Water‑based flame‑retardant coating from Texas A&M University is made of cellulose nanofibrils and clay nanoplatelets that help provide more effective fire protection.

Benefits

  • Non‑toxic
  • Flame‑retardant

Applications

  • Consumer products
  • Commercial & residential buildings

UN Sustainable Development Goals Addressed

  • Goal 3: Good Health & Wellbeing

Bioutilization

  • Cellulose
  • Clay

The Challenge

Polyurethane foam is found in many areas of the home, including furniture, textiles, and insulation. It is incredibly flammable and often must be treated with strong chemicals to make it more flame-resistant.

Innovation Details

The coating is made up of nanofibrils and clay nanoplatelets that form a nanobrick wall structure that helps reduce the temperature experienced by the underlying foam, delaying combustion. The coating also promotes insulating char formation and reduces the release of fumes that feed a fire.

Biomimicry Story
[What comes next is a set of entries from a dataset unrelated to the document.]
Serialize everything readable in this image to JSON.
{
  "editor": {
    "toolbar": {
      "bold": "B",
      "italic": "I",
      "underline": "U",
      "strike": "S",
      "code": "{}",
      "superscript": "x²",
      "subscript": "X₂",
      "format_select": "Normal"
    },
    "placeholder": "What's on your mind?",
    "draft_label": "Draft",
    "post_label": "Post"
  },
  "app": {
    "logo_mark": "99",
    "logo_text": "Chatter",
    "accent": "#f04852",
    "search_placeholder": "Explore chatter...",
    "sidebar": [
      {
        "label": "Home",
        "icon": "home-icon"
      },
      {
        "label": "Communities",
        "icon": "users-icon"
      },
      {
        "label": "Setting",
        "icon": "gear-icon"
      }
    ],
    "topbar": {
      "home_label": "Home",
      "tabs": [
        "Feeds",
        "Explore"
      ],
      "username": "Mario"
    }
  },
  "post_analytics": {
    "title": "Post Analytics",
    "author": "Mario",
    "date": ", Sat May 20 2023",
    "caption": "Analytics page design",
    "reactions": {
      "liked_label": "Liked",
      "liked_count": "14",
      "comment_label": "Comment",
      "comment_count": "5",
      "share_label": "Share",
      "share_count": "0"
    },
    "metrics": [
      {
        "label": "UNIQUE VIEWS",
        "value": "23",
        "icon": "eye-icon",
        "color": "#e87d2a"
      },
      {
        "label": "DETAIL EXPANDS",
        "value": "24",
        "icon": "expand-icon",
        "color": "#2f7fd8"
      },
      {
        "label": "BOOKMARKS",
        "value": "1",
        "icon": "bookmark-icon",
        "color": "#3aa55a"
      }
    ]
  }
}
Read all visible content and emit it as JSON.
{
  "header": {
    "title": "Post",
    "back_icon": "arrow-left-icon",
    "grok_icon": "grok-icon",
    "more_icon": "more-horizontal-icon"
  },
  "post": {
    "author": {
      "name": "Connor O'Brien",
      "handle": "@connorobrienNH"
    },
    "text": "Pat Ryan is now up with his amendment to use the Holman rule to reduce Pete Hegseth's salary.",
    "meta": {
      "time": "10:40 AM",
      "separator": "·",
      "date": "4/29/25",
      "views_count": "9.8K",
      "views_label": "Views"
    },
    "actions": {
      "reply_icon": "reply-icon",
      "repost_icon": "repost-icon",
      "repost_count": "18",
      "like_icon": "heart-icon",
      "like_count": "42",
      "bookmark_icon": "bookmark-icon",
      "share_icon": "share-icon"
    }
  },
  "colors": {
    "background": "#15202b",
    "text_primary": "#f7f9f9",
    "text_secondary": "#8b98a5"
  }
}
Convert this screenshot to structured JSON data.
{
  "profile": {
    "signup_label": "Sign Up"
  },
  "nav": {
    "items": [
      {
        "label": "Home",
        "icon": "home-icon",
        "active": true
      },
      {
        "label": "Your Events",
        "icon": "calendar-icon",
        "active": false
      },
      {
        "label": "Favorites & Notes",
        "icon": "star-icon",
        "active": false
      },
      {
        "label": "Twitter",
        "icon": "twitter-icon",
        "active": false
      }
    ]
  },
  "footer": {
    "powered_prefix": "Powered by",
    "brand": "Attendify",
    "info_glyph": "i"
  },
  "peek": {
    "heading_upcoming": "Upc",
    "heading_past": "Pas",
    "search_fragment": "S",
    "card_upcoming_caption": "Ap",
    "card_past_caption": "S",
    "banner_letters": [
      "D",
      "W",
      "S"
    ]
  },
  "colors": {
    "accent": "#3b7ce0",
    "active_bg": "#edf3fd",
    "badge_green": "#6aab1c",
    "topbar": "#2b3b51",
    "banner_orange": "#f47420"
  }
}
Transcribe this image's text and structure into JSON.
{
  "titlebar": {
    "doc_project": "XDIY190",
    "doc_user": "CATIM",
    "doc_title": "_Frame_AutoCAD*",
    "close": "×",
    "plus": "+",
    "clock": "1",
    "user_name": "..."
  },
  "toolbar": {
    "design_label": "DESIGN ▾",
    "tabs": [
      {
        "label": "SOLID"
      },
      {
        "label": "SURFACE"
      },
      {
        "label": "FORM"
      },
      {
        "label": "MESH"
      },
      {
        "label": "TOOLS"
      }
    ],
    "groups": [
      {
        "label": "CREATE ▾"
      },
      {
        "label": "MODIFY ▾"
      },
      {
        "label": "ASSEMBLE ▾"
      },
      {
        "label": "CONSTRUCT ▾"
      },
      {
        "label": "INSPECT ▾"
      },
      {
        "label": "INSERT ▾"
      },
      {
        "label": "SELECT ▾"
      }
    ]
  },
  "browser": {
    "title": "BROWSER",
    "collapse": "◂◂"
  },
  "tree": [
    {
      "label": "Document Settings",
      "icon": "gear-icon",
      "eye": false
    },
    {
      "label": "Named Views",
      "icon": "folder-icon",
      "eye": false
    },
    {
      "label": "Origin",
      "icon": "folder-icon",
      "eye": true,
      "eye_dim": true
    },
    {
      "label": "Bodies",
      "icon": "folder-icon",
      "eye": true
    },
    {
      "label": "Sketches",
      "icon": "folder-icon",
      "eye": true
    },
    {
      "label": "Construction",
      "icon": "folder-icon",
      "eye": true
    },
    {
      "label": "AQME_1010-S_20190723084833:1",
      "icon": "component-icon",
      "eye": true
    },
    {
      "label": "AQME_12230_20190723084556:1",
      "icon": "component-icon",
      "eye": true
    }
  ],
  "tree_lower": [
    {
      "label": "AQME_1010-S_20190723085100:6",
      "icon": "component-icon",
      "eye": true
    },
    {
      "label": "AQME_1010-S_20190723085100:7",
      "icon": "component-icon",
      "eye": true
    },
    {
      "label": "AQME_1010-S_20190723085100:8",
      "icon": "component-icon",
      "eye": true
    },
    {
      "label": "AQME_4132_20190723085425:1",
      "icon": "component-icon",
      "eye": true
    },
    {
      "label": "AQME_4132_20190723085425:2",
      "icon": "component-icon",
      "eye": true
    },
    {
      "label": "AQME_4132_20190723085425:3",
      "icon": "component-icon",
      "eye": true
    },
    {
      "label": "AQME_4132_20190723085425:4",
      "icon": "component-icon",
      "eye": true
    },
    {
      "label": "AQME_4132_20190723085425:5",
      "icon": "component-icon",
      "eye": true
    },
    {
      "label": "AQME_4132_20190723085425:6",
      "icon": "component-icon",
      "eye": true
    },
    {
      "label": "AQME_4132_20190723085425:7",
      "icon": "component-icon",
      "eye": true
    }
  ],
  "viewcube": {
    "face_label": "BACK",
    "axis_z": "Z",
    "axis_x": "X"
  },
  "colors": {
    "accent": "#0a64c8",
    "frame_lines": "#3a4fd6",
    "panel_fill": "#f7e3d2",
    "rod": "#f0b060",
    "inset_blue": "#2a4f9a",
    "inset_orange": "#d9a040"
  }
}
Cellulose nanofibrils are abundant in the fiber cell walls of many plants and are considered a nearly inexhaustible resource. Cellulose, along with clay, is known to be relatively impervious to flames and gases. Both materials can also act as mechanical reinforcements.